ZoomInfo
A printer error is to blame for the cutest “I Voted” stickers ever created in lucky Dorchester County, South Carolina. 

If any of you followers can track down and send nwktumblr some of these, we’ll be forever grateful.

A printer error is to blame for the cutest “I Voted” stickers ever created in lucky Dorchester County, South Carolina.

If any of you followers can track down and send nwktumblr some of these, we’ll be forever grateful.

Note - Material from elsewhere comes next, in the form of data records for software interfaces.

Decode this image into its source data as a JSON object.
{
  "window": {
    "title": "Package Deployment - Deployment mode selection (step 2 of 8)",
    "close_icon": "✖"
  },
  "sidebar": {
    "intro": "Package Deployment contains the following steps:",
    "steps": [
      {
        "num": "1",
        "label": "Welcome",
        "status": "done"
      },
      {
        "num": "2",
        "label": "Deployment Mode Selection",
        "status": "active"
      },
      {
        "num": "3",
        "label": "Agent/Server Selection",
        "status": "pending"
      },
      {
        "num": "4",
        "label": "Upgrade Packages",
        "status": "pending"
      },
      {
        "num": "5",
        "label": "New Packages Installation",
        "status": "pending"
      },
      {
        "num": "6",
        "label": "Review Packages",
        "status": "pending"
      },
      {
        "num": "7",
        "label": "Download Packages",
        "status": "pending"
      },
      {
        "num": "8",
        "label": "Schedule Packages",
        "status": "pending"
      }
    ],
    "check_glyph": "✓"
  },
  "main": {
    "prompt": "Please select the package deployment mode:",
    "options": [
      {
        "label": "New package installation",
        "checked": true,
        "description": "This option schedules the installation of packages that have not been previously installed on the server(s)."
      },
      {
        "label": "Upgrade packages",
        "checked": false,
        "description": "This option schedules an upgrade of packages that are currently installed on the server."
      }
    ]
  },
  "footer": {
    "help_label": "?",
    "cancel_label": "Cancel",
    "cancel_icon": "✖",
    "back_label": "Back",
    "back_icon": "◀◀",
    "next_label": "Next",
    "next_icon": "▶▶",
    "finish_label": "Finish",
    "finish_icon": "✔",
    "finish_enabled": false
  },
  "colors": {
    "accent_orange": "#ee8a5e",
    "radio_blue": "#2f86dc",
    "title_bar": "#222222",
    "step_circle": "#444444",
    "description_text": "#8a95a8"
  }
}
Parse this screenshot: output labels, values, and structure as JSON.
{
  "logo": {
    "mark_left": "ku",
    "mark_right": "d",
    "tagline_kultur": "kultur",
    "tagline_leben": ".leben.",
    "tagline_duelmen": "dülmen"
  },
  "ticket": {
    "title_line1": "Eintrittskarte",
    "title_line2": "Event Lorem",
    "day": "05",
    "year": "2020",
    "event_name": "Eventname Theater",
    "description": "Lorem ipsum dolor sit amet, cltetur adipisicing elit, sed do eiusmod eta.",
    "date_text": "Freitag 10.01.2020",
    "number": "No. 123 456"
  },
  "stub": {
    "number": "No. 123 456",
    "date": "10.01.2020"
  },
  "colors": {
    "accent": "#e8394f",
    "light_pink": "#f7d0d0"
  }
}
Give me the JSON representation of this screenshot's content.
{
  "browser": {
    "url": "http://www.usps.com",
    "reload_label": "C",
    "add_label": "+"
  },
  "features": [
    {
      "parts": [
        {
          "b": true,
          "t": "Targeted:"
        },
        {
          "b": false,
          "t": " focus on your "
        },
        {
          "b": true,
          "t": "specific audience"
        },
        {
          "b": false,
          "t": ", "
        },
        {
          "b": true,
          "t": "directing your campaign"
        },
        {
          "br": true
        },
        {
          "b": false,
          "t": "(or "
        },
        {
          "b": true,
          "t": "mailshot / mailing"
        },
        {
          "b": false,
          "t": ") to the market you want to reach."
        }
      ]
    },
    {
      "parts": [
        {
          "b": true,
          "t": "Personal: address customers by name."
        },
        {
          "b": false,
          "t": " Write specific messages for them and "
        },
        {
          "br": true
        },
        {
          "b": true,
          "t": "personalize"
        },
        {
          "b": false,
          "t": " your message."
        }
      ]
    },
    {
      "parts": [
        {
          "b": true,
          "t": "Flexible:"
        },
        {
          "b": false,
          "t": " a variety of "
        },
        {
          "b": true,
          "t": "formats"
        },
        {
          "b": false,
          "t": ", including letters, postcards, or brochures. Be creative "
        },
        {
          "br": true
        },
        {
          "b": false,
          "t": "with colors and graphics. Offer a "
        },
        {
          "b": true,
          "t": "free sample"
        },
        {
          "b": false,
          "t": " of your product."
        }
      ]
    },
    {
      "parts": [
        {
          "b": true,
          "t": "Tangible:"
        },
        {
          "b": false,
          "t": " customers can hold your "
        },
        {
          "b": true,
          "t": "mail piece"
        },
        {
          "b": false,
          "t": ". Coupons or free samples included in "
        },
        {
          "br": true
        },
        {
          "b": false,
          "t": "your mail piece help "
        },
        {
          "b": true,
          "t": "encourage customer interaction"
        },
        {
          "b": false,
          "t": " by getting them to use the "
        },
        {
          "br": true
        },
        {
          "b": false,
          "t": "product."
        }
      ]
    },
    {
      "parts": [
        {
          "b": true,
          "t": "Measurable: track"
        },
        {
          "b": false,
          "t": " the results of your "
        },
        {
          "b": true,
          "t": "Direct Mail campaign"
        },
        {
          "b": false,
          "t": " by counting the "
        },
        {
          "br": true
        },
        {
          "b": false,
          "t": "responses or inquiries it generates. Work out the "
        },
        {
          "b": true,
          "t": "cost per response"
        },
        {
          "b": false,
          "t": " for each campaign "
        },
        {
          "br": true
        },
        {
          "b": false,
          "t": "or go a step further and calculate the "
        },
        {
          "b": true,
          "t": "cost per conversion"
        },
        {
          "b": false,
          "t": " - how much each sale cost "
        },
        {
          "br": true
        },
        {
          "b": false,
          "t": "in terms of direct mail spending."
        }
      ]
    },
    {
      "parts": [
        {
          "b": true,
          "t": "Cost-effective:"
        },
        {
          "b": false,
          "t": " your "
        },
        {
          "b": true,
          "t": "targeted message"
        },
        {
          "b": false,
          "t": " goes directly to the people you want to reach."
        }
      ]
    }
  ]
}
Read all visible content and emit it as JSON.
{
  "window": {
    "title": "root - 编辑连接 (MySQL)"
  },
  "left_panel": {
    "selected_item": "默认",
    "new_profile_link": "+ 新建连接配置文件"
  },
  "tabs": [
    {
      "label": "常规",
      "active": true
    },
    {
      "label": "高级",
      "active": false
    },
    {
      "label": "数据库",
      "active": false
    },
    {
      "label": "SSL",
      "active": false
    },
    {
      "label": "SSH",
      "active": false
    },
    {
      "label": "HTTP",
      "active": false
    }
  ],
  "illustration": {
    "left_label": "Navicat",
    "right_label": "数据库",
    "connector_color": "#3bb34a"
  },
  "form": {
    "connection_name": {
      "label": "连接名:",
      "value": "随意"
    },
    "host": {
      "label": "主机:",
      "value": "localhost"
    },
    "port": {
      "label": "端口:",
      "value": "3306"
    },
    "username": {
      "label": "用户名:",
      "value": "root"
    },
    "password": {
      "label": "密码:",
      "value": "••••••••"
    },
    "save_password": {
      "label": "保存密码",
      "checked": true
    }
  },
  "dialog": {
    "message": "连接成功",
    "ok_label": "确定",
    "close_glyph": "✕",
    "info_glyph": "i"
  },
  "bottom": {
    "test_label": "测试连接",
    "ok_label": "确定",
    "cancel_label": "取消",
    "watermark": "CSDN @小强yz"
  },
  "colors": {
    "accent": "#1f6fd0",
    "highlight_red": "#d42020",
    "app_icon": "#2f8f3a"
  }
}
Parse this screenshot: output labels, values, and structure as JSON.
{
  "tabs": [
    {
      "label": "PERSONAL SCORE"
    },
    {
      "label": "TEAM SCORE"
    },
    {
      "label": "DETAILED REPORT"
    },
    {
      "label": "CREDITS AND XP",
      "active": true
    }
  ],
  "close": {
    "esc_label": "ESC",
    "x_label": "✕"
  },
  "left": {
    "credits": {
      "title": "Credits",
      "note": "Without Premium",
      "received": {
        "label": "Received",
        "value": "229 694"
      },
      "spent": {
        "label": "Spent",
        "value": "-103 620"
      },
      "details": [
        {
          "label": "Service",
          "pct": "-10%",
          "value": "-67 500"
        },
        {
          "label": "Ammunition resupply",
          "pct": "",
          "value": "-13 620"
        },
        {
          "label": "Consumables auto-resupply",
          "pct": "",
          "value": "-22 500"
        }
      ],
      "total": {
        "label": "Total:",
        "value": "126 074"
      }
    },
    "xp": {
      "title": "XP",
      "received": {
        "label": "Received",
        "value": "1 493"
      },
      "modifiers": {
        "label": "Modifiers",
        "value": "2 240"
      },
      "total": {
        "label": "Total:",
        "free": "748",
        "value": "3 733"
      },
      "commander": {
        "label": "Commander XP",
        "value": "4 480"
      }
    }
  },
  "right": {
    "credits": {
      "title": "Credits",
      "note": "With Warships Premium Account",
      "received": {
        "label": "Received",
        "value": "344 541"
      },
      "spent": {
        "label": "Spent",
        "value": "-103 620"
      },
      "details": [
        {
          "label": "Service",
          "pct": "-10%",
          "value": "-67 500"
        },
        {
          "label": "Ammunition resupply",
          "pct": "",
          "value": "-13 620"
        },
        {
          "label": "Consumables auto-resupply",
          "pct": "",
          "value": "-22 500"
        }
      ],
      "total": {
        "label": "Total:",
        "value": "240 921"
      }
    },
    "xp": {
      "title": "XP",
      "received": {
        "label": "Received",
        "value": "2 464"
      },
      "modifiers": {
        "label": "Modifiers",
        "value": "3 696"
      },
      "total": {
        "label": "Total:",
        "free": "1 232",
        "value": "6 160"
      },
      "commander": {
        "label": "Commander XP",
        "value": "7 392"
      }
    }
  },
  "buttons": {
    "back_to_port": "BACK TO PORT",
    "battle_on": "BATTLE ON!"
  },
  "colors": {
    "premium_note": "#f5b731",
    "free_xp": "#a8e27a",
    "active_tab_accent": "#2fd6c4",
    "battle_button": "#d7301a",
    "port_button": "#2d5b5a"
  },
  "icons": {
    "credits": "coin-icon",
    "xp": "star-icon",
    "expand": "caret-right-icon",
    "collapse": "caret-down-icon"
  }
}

I think that focusing so much on someone’s personal, sexual, or marital affairs is a distraction. It’s a matter of degree; if it’s above a certain point, yes. If you have someone who has lived a polygamous life, that would raise questions about their character and ability to obey the law. But the fact that somebody had been divorced and remarried—so what? Infidelity? If people want to put that into their evaluation, they have the right to do so. But the first thing I want to assess is your ability to lead and solve problems.
Herman Cain, he the one-time frontrunner of the GOP primary campaign, tells us about the role he thinks sexual behavior ought to play in evaluating candidates for public office. 
I think we have to seriously consider whether there is some sort of a Bradley Effect in the polling on gay rights issues, although one of the pollsters (PPP, which had a very bad night in NY-23) got it exactly right. As for the model, I think I’ll need to look whether the urban-rural divide is a significant factor in a state in addition to its religiosity: Maine is secular, but rural. At the end of the day, it may have been too much to ask of a state to vote to approve gay marriage in an election where gay marriage itself was the headline issue on the ballot. Although the enthusiasm gap is very probably narrowing, feelings about gay marriage have traditionally been much stronger on the right than the left, and that’s what gets people up off the couch in off-year elections.
For me, the biggest question raised by the results is this: if the Democratic candidates had run as “Obama Democrats” (in the vein of “Reagan Republicans”) what would that campaign look like? Can the appeal of the Obama ’08 campaign – change, hope etc - even be localized? Or does its very existence revolve around the enormous possibility of the Presidency? How do congressional or state office candidates take the Obama credo and reasonably apply it to local issues, like speed limits and playgrounds?